Sunday, April 17, 2016

Fifth Sunday of Easter - April 24, 2016

First Reading Commentary
The purpose of this missionary journey by Paul and Barnabas was to oversee the organization of new churches and to add to the numbers of those adhering to the Christian faith. 
“It is necessary for us to undergo many hardships to enter the Kingdom of God.”  Origen, one of the early Church writers, shares these words: “God does not want to impose the good, but wants free beings.  There is a certain usefulness to temptation.  No one but God knows what our soul has received from Him, not even we ourselves.  But temptation reveals it in order to teach us to know ourselves, and in this way we discover our evil inclinations and are obliged to give thanks for the goods that temptation has revealed to us.”  The Catechism of the Catholic Church adds: “The Holy Spirit makes us discern between trials, which are necessary for the growth of the inner man.  We must discern between being tempted, and consenting to temptation.  Discernment unmasks the lie of temptation, whose object appears to be good, a delight to the eyes and desirable, when in reality its fruit is death” (CCC 2847). 
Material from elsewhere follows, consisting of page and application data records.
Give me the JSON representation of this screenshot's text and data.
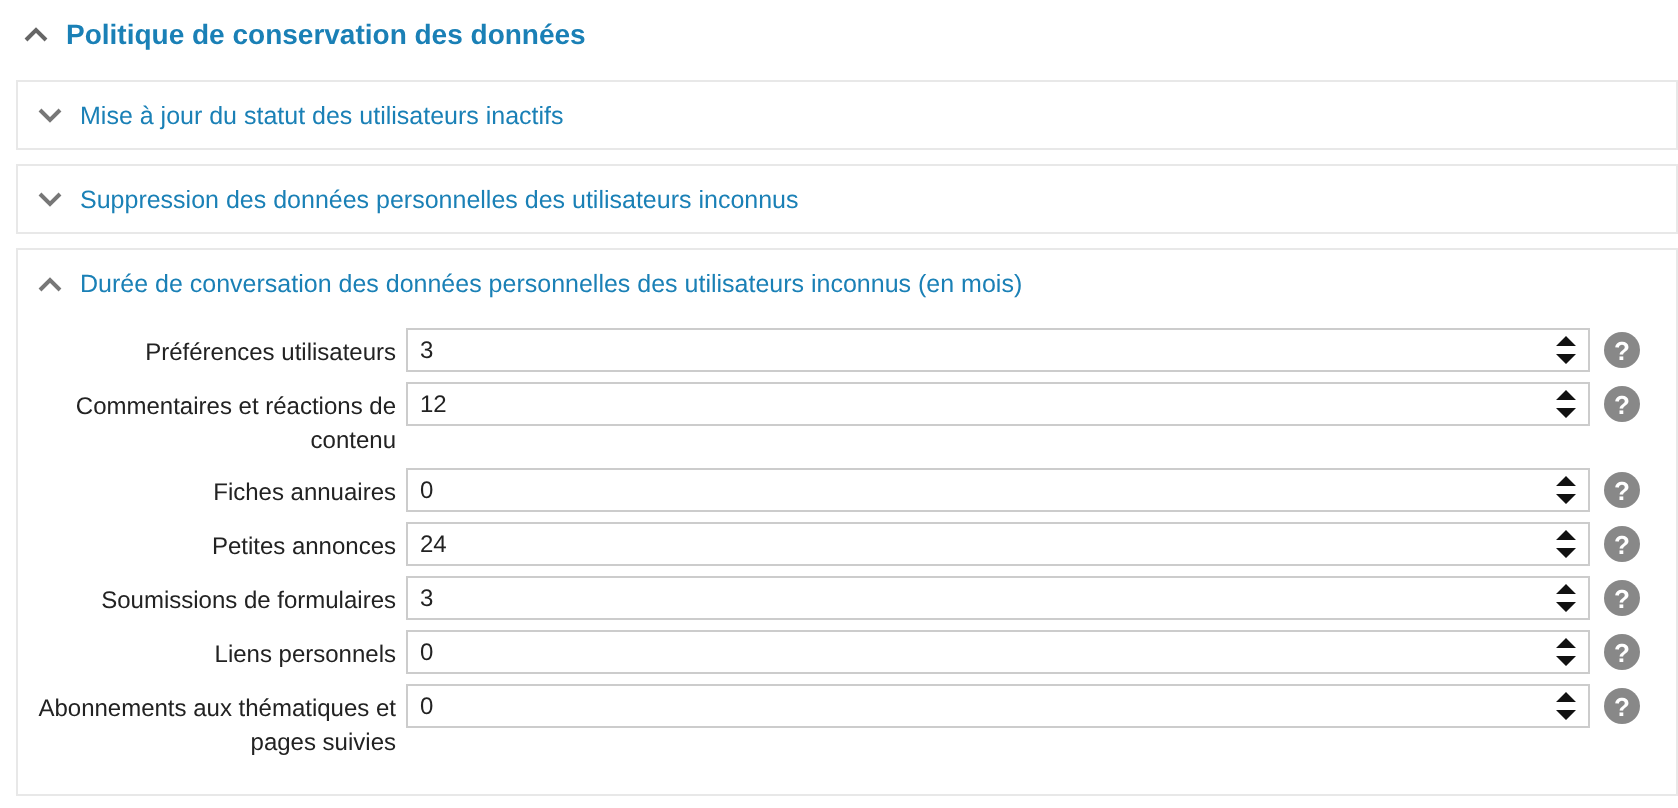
{
  "title": "Politique de conservation des données",
  "expanded": true,
  "sections": [
    {
      "title": "Mise à jour du statut des utilisateurs inactifs",
      "expanded": false
    },
    {
      "title": "Suppression des données personnelles des utilisateurs inconnus",
      "expanded": false
    },
    {
      "title": "Durée de conversation des données personnelles des utilisateurs inconnus (en mois)",
      "expanded": true,
      "fields": [
        {
          "label": "Préférences utilisateurs",
          "value": "3",
          "help": "?"
        },
        {
          "label": "Commentaires et réactions de contenu",
          "value": "12",
          "help": "?"
        },
        {
          "label": "Fiches annuaires",
          "value": "0",
          "help": "?"
        },
        {
          "label": "Petites annonces",
          "value": "24",
          "help": "?"
        },
        {
          "label": "Soumissions de formulaires",
          "value": "3",
          "help": "?"
        },
        {
          "label": "Liens personnels",
          "value": "0",
          "help": "?"
        },
        {
          "label": "Abonnements aux thématiques et pages suivies",
          "value": "0",
          "help": "?"
        }
      ]
    }
  ]
}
Truthfully, most of us would rather get through this life without any temptations or hardships.  This kind of philosophy, however, cannot be embraced without first considering this warning from Denys the Carthusian: “Woe to you, lovers of this world, who wish to pass your lives without tribulation.  Enemies of the Cross!  Is the disciple above his Master?  Did it not become Christ first to suffer, and thus to enter into His glory?  Shall we pretend to enter by any other means?” 
Evangelization is a hot topic in today's Church.  Evangelization can be done by preaching and teaching but perhaps the most powerful way to evangelize is to live one’s life in accordance with the teachings of the Church.  Living our faith by example will often lead others to ask questions about our faith which opens the door for us to share our faith.  As this Reading emphasizes “what God had done,” our opportunities to evangelize are available to us not by our own doing but by our willingness to allow God to work through us.
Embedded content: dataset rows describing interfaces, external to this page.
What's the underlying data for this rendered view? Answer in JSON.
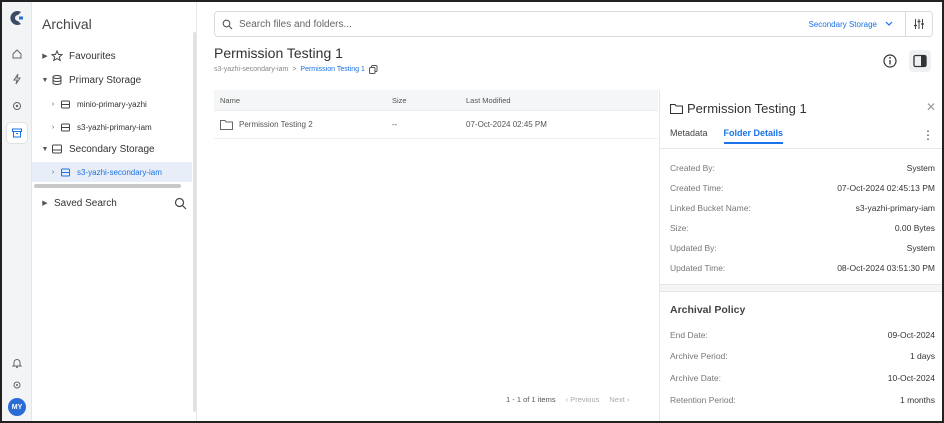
{
  "app": {
    "title": "Archival"
  },
  "rail": {
    "avatar_initials": "MY",
    "icons": [
      "app-logo",
      "home-icon",
      "bolt-icon",
      "settings-cog-icon",
      "archive-icon",
      "bell-icon",
      "gear-icon"
    ]
  },
  "sidebar": {
    "favourites": "Favourites",
    "primary_storage": "Primary Storage",
    "primary_items": [
      "minio-primary-yazhi",
      "s3-yazhi-primary-iam"
    ],
    "secondary_storage": "Secondary Storage",
    "secondary_items": [
      "s3-yazhi-secondary-iam"
    ],
    "saved_search": "Saved Search"
  },
  "search": {
    "placeholder": "Search files and folders...",
    "scope": "Secondary Storage"
  },
  "page": {
    "title": "Permission Testing 1",
    "breadcrumb_root": "s3-yazhi-secondary-iam",
    "breadcrumb_sep": ">",
    "breadcrumb_current": "Permission Testing 1"
  },
  "table": {
    "columns": [
      "Name",
      "Size",
      "Last Modified"
    ],
    "rows": [
      {
        "name": "Permission Testing 2",
        "size": "--",
        "modified": "07-Oct-2024 02:45 PM"
      }
    ]
  },
  "pager": {
    "summary": "1 - 1 of 1 items",
    "prev": "‹ Previous",
    "next": "Next ›"
  },
  "details": {
    "title": "Permission Testing 1",
    "tabs": [
      "Metadata",
      "Folder Details"
    ],
    "active_tab": "Folder Details",
    "fields": [
      {
        "k": "Created By:",
        "v": "System"
      },
      {
        "k": "Created Time:",
        "v": "07-Oct-2024 02:45:13 PM"
      },
      {
        "k": "Linked Bucket Name:",
        "v": "s3-yazhi-primary-iam"
      },
      {
        "k": "Size:",
        "v": "0.00 Bytes"
      },
      {
        "k": "Updated By:",
        "v": "System"
      },
      {
        "k": "Updated Time:",
        "v": "08-Oct-2024 03:51:30 PM"
      }
    ],
    "policy_title": "Archival Policy",
    "policy": [
      {
        "k": "End Date:",
        "v": "09-Oct-2024"
      },
      {
        "k": "Archive Period:",
        "v": "1 days"
      },
      {
        "k": "Archive Date:",
        "v": "10-Oct-2024"
      },
      {
        "k": "Retention Period:",
        "v": "1 months"
      }
    ]
  },
  "colors": {
    "accent": "#1a73e8",
    "rail_bg": "#f3f4f6",
    "header_bg": "#f5f6f7"
  }
}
Second Reading Commentary
A new heaven and a new earth is the definitive realization of God's plan to bring under a single Head, all things in Christ, things in heaven and things on earth (cf. CCC 1043). 
The holy city or new Jerusalem is understood as the citizens of heaven: the angels and saints.  This is the Church triumphant. 
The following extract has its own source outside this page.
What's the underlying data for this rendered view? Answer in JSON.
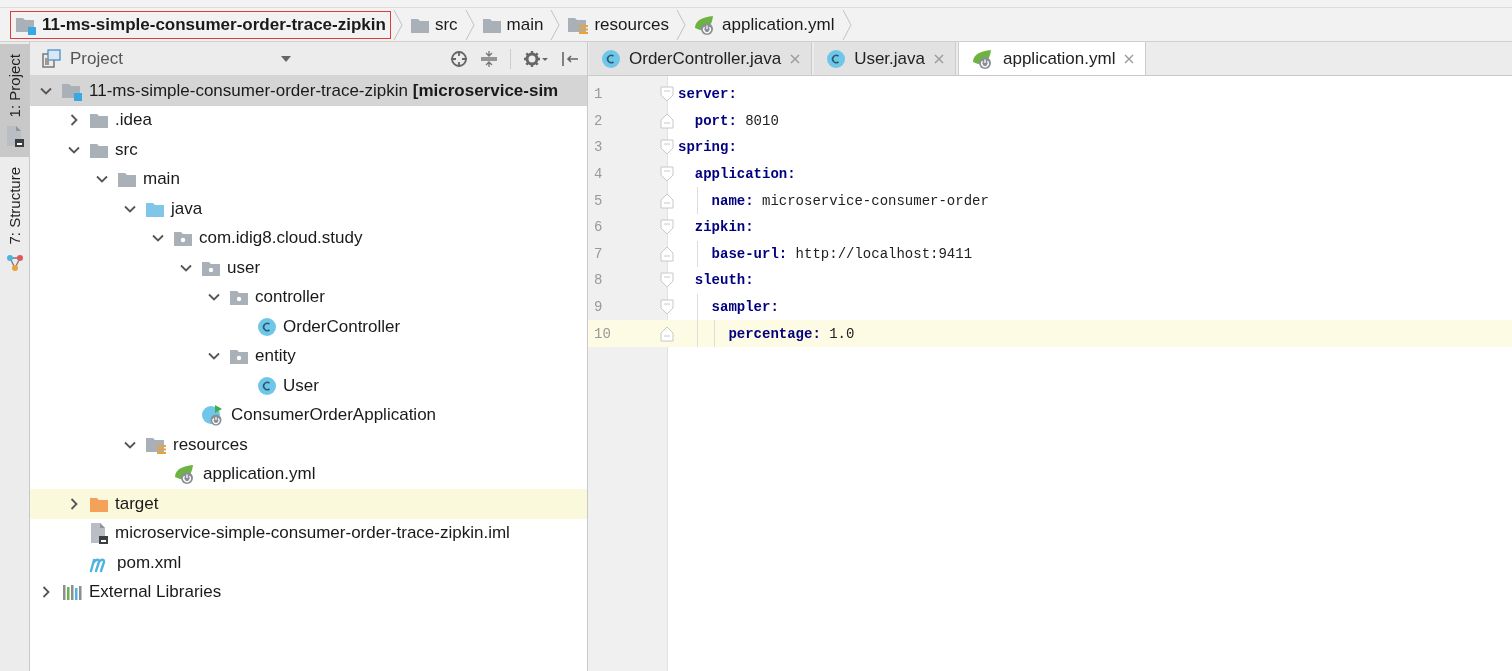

“Behold, God's dwelling is with the human race.”  The Latin Vulgate is translated as: “Behold, the tabernacle of God with men.”  It expresses that we, the chosen sons and daughters of God, will dwell in His tabernacle forever and ever; and in this perfect existence sorrow will no longer be a part of our makeup.  The Catechism refers to this moment as God's victory over the final unleashing of evil, which will cause His Bride to come down from heaven (cf. CCC 677).  At this moment all is accomplished and all is made new.  Until we have arrived at that place, however, where “there shall be no more death and mourning, wailing or pain” consideration should be given to the human tabernacle – the indwelling of Christ.  As we expect to walk into our churches and see a Tabernacle that is beautiful, those same expectations should be true of the human tabernacle.  Christ deserves to dwell in a heart and soul that attempts to remain as spotless as possible, turning to our spotless Blessed Mother as our model and intercessor.
Gospel Commentary
All this glorifying sounds confusing!  It is much easier to grasp if you keep in mind that the Father is God and the Son is God, therefore the Father and the Son are One.  Not even that is completely understood especially when you add the Holy Spirit to the mix.  Jesus said: “Now is the Son of Man glorified, and God is glorified in Him.”  Christ is referring to the miracle of His death and Resurrection.  Jesus is glorified as Man because He was able to rise from death which also glorifies God because rising from the dead is impossible without God.  Christ promises resurrection for us but this requires two beings: It requires us, that is, the human person who is to be resurrected and it requires God, Who does the resurrecting.  With Christ’s Resurrection, only One Being was required as He is both God and Man. 
Since we’re in the Easter Season, it’s best to forget that this Gospel story occurs before Christ’s death.  It’s more beneficial to focus on the glorification of Christ as God and Man because of these events. 
Jesus commands us to love one another.  As human beings, when we think about strong bonds of love we tend to consider the love a husband has for his wife and a wife for her husband, and the love that parents have for their children.  It’s difficult for us to apply that kind of intense love to acquaintances and perfect strangers; and without God, indeed it is downright impossible.  Let us keep in mind, though, that if Christ commands it, it is very possible or else He would never have commanded it. 
Faith assures us that our Lord supplies the graces needed to do that which human logic doesn’t consider possible.  Our part in this is to be conformed to the will of God.  Saint Augustine offers an excellent way of expressing this divine love for one another with these words: “As Christ the Savior loved us, so charity should be a thirst for the spiritual salvation of our neighbors, all of whom God wills to be saved.”  Just this past week Pope Francis tweeted these words: “Love is the only light which can constantly illuminate a world grown dim.”  Thus the Holy Father presents to us the reality…and the solution.